For the rest of my life, every day I'd like what I do to matter in some small way to someone. Some amazing things have happened since we've been here. A boy in my class, Samkelo, cannot read very well, but found out that he can draw beautifully. The head boy of Etembeni, Lungako Hoho, will be able to share his beautiful story with the world, if I have anything to say about it. My teacher, Sandy is helping a little girl, Cornelia get her teeth fixed and is trying to arrange to pay for her school fees. Asanda, a young local artist, who has been helping us with the kids in the program, is being hired to work at Ethembeni as an art teacher, the first the school will have in it's history. Up until this point, Asanda was unable to find employment and was selling his paintings and t-shirts wherever he could. He will also be able to get his high school equivalancy and possibly attend Nelson Mandela University for art. The details of this are being arranged.

So, I'd like to think we were able to throw some starfish back into the ocean, even if just a few of them. And, who knows. When I get home maybe I can work on flinging a few more back into the ocean. Even if it's just a few, it will be worth the effort.

Friday, August 1, 2008


South Africa is not a third world country unless you live in a township. There is electricity and paved highways and clean water fit for drinking, unless you live in a township. I didn't really have a concept of what a township was until I came here. The word itself, township, is innocuous, unless you are in South Africa.

If you are not in South Africa, the word township does not conjur up images of corrugated tin shacks with no plumbing and sometimes no electricity. Somewhere else in the world the word might not mean abject poverty. Outside of Capetown there is a township that stretches out into the horizon farther than you can see, an ocean of corrugated tin.

Then I think of my kids. Most of them are township kids. It's hard to wrap my head around. They come to school sharp in their school uniforms, focused and ready to work. How is it possible for them to remain so focused in the face of such desperation at home?

Some probably do live in government housing that is slowly replacing the shacks in townships. These have electricity and indoor plumbing although many will still build an outhouse so that extended family still living in shacks can share in the plumbing. Can you imagine that? I cannot, not coming from where I do. The lists for these houses is long and the little houses go up so slowly.

When you speak to the kids you begin to understand that they know that their only hope to bring about progress is their education. It is everything for many of them. But, jobs are growing more scarce. Even if they are able to get degrees, even advanced degrees there may not be jobs for them unless the situation changes. Currently, there is increasing desperation among these people due to issues in the world market. The prices of their food, transportation and daily expenses are increasing. They cannot afford to feed their families or even get to work. Many of the kids in my classes pay taxi buses to pick them up at one stop, usually far from home. They have to walk sometimes as much as an hour to these stops and it costs their family money. The fares are rising due to the sky rocketing price of gas.

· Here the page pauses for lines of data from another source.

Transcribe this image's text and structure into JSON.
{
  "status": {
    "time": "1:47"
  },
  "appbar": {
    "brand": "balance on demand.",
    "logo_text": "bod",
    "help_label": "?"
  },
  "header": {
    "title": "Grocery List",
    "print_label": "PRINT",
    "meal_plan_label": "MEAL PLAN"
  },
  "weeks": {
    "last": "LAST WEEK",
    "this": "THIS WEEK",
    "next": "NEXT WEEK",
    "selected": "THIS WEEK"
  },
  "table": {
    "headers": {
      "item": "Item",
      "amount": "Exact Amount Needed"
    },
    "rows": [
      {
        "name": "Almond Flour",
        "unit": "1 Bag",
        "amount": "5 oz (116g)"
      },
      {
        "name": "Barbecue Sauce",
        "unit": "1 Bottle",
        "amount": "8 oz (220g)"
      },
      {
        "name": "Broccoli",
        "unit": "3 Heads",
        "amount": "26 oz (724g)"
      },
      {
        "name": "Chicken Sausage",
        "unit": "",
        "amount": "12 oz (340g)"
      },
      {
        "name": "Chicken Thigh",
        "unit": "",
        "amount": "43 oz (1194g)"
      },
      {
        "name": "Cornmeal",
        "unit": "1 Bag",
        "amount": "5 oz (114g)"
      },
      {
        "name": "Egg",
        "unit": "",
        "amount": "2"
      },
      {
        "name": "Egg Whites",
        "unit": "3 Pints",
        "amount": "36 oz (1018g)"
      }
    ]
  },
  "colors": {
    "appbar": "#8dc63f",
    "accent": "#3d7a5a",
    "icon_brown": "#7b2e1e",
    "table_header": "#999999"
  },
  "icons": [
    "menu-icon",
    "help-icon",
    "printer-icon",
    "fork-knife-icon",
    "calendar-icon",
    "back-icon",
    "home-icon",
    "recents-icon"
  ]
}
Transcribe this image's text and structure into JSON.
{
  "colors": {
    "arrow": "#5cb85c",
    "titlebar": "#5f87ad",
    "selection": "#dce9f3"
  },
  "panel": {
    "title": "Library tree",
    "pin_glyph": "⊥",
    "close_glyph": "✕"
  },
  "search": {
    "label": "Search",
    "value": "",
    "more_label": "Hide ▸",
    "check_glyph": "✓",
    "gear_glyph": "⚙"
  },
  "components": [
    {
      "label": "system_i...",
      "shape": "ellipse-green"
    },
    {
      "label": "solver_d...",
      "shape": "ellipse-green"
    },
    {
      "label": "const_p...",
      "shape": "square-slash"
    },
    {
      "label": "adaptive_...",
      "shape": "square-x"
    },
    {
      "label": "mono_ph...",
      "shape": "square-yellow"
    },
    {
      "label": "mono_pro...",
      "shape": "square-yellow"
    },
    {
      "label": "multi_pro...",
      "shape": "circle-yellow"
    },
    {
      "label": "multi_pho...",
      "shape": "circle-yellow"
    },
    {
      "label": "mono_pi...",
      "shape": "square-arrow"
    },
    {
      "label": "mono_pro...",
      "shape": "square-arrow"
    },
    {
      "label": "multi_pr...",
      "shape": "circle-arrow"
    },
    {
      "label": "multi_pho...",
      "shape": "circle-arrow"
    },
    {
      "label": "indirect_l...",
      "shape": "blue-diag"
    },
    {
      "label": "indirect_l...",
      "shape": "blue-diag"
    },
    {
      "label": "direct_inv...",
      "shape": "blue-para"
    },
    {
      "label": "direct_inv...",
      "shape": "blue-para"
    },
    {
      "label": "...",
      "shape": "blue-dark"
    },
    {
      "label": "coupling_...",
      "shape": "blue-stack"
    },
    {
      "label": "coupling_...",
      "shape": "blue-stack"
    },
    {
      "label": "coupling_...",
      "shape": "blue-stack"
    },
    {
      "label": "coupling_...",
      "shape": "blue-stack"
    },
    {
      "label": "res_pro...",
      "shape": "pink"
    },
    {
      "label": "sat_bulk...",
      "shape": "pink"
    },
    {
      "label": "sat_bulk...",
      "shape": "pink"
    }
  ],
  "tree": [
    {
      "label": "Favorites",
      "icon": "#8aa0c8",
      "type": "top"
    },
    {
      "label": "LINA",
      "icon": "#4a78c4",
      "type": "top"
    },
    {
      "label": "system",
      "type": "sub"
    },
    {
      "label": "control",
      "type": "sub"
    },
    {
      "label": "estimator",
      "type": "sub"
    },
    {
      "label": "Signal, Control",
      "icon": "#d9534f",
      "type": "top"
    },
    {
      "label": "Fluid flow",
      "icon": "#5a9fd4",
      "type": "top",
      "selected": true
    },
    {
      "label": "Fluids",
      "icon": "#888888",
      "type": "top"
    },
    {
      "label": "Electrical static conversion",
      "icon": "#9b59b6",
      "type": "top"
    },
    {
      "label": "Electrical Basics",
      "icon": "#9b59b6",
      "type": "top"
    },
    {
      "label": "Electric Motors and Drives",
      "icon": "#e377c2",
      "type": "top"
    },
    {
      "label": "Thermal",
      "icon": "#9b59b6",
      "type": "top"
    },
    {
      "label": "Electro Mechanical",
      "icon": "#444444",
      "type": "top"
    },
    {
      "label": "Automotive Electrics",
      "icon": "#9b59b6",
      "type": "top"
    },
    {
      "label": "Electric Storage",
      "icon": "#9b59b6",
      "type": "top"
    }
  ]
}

There has been progress in the past 14 years and I wonder if the current market will halt this progress for my students. Will these kids be able to continue to alter the face of the townships for the better? The worry is going to stick with me long after I leave, because now South Africa has a face. And the face isn't desperate and defeated. It's not what you see in movies. For me the face of South Africa is that of its bright-eyed, earnest students.